Small batch nectarine jam bursts with delicious flavour and doesn’t need huge preserving pans or take hours. Make 2 jars from 4 fruit! Three ingredients, no added pectin.
I love the summer, particularly when delicious and juicy peaches and nectarines are available; they amongst my favourite fruits. I far prefer sun ripened, seasonal European fruit to that flown in from the Southern hemisphere over the winter, as I find the latter flavourless and with unimpressive food miles. However, this jam is the perfect way to really enjoy the taste of nectarines over the rest of the year; you never need to go without again.
This is technically a conserve rather than a jam, as the fruit is macerated in sugar first, rather than having the sugar added after the fruit has been cooked down. The first job with this recipe is to cut the fruit and extract all the stones. This does take a moment, but the big advantage of making small batches of jam is that I don’t spend all afternoon cutting nectarines – we’re only using about 4 large nectarines in this recipe.
Next, mix the sugar and lemon juice into the fruit, and leave it to allow the sugar to draw out the juice. If you can, leave it overnight, but at least an hour is required. In the morning, you’ll see plenty of juice, ready for the next stage.
The sugar needs to dissolve, so pour the mixture into a good sized saucepan – you need plenty of room to boil it, but you don’t need a full sized preserving pan – and heat it gently until all the sugar has dissolved. Once the sugar has dissolved (which with small batch jam should only take at most 5 minutes), the jam is ready to be brought up to temperature to set it.

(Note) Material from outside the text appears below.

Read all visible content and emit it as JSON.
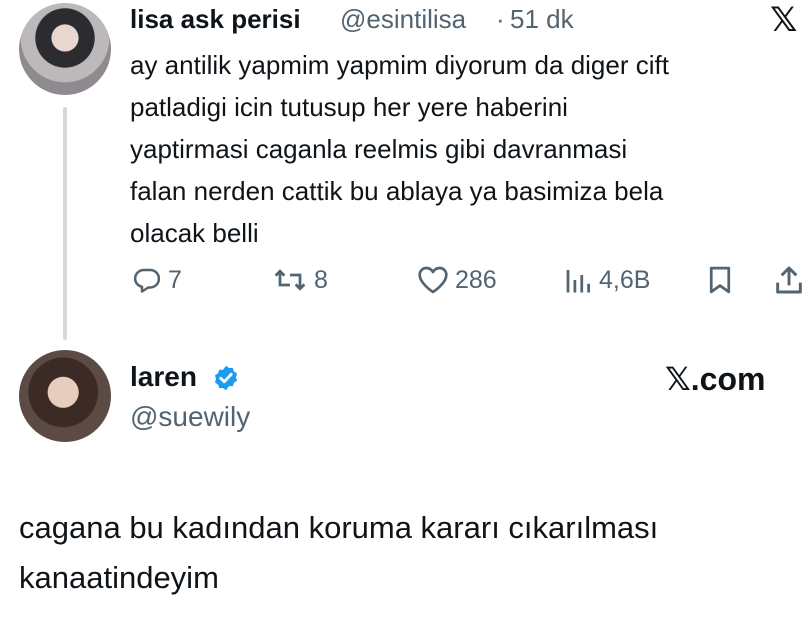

The only slight difficulty with jam is testing the setting point – when it’s reached the point at which when cool, it will set, rather than just remain liquid. There are several ways of checking this: the first is by temperature; carefully checking the mixture with an accurate electronic thermometer. Second, the traditional test using a chilled plate. Place a couple of side plates in the freezer before you add the sugar. Once the jam is boiling, start testing by placing some on the plate. Allow it to cool; when you push your finger through, it’s reached setting point when you see a wrinkle up ahead of your finger. This technique takes a bit of practice. Read our detailed notes on jam setting points on our blackberry and apply jelly recipe.

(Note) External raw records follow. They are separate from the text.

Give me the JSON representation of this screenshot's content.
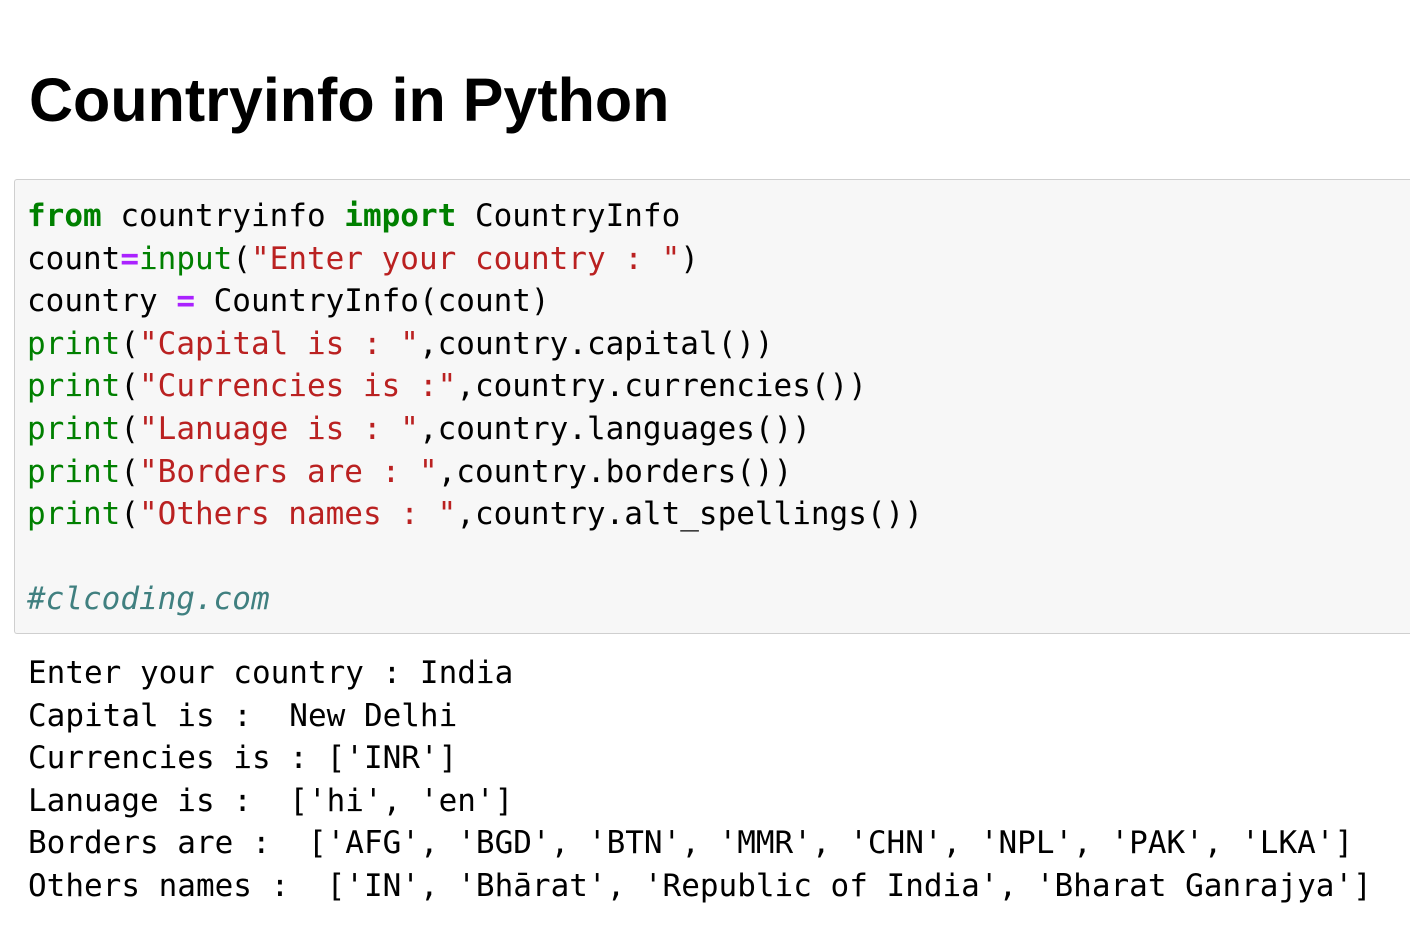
{
  "page": {
    "title": "Countryinfo in Python"
  },
  "code_cell": {
    "lines": [
      [
        {
          "t": "kw",
          "v": "from"
        },
        {
          "t": "tx",
          "v": " countryinfo "
        },
        {
          "t": "kw",
          "v": "import"
        },
        {
          "t": "tx",
          "v": " CountryInfo"
        }
      ],
      [
        {
          "t": "tx",
          "v": "count"
        },
        {
          "t": "op",
          "v": "="
        },
        {
          "t": "bi",
          "v": "input"
        },
        {
          "t": "tx",
          "v": "("
        },
        {
          "t": "str",
          "v": "\"Enter your country : \""
        },
        {
          "t": "tx",
          "v": ")"
        }
      ],
      [
        {
          "t": "tx",
          "v": "country "
        },
        {
          "t": "op",
          "v": "="
        },
        {
          "t": "tx",
          "v": " CountryInfo(count)"
        }
      ],
      [
        {
          "t": "bi",
          "v": "print"
        },
        {
          "t": "tx",
          "v": "("
        },
        {
          "t": "str",
          "v": "\"Capital is : \""
        },
        {
          "t": "tx",
          "v": ",country.capital())"
        }
      ],
      [
        {
          "t": "bi",
          "v": "print"
        },
        {
          "t": "tx",
          "v": "("
        },
        {
          "t": "str",
          "v": "\"Currencies is :\""
        },
        {
          "t": "tx",
          "v": ",country.currencies())"
        }
      ],
      [
        {
          "t": "bi",
          "v": "print"
        },
        {
          "t": "tx",
          "v": "("
        },
        {
          "t": "str",
          "v": "\"Lanuage is : \""
        },
        {
          "t": "tx",
          "v": ",country.languages())"
        }
      ],
      [
        {
          "t": "bi",
          "v": "print"
        },
        {
          "t": "tx",
          "v": "("
        },
        {
          "t": "str",
          "v": "\"Borders are : \""
        },
        {
          "t": "tx",
          "v": ",country.borders())"
        }
      ],
      [
        {
          "t": "bi",
          "v": "print"
        },
        {
          "t": "tx",
          "v": "("
        },
        {
          "t": "str",
          "v": "\"Others names : \""
        },
        {
          "t": "tx",
          "v": ",country.alt_spellings())"
        }
      ],
      [],
      [
        {
          "t": "cm",
          "v": "#clcoding.com"
        }
      ]
    ]
  },
  "output": {
    "lines": [
      "Enter your country : India",
      "Capital is :  New Delhi",
      "Currencies is : ['INR']",
      "Lanuage is :  ['hi', 'en']",
      "Borders are :  ['AFG', 'BGD', 'BTN', 'MMR', 'CHN', 'NPL', 'PAK', 'LKA']",
      "Others names :  ['IN', 'Bhārat', 'Republic of India', 'Bharat Ganrajya']"
    ]
  },
  "colors": {
    "keyword": "#008000",
    "builtin": "#008000",
    "string": "#ba2121",
    "operator": "#aa22ff",
    "comment": "#408080",
    "cell_background": "#f7f7f7",
    "cell_border": "#cfcfcf"
  }
}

Finally, you can test for setting by checking the way that the jam runs off a spoon. Take a spoonful from the pan and turn it vertically to tip out the jam. If it runs off, it hasn’t set. If, however a little remains on the spoon in a sort of wide drip that doesn’t fall, then the jam is ready. Again, this works best with some practice, but the advantage of small batch jam is that by making little and often, you tune your senses as to when the jam is done and will be able to see when it is ready by its appearance when it is boiling.
6 great reasons to make small batch jam.
- Time. Small batch jam quantities take much less time to cook and set. A couple of pots of jam can be made while cooking supper.
- Simplicity. You don’t need a large preserving pan. A good sized standard saucepan will do.
- Flavour. You can choose the best, freshest fruit and make amazingly flavourful jam. The speed of cooking also helps give best results – no boiling away the flavour.
- Storage. You don’t need storage space for a rackful of jam jars. Just enough shelf space for a couple.
- Experiment! If you’re only making a small batch, you can afford to experiment with flavour combinations. If your experiment doesn’t work, well, it’s no great loss. By making less you get to make more batches of jam! I once made so many preserves I had to have a 8 year break whilst I ate them all!
- Finally, because it’s fun and you will impress your friends by gifting them jars of small batch jam!
So here’s the perfect place to start your small batch jam-making.
Small Batch Nectarine Jam – Ingredient Ratios
As usual here are the are the ingredient ratios for the jam so you can scale it up and down.
- Two fruit makes a medium (250ml jar of jam)
- Use about 80% (4/5) sugar to fruit, weight for weight
- Add 1tbs of lemon juice per 4 fruit, or a scant teaspoon per fruit
Serve on toast, crumpets, or stir a spoonful into a bowl of plain yogurt for a quick and easy midweek pudding.
Steeping the fruit in the sugar beforehand extracts the juice and makes for a delicious jam bursting with flavour. Three ingredients and 4 fruit make two jars of jam.
- 440 g ripe nectarines stones removed and chopped up
- 360 g granulated white sugar
- 1 tbs lemon juice
The sugar is 80% weight of fruit (about 4 large nectarines)
Place nectarines in a bowl, cover with the sugar, add the lemon juice, stir, Cover. Leave overnight
Pour into a medium saucepan – gently heat until the sugar has dissolved. Lightly mash with a potato masher to break the fruit up.
Place jam jars and lids in the oven at 135°C/Gas mark 1
Bring to a rolling, but not rapid boil until setting point is reached. 105C or spoon from the freezer sets and wrinkles on the top when poked.
Allow to stand for a few minutes. Pour into hot jars – seal and allow to cool.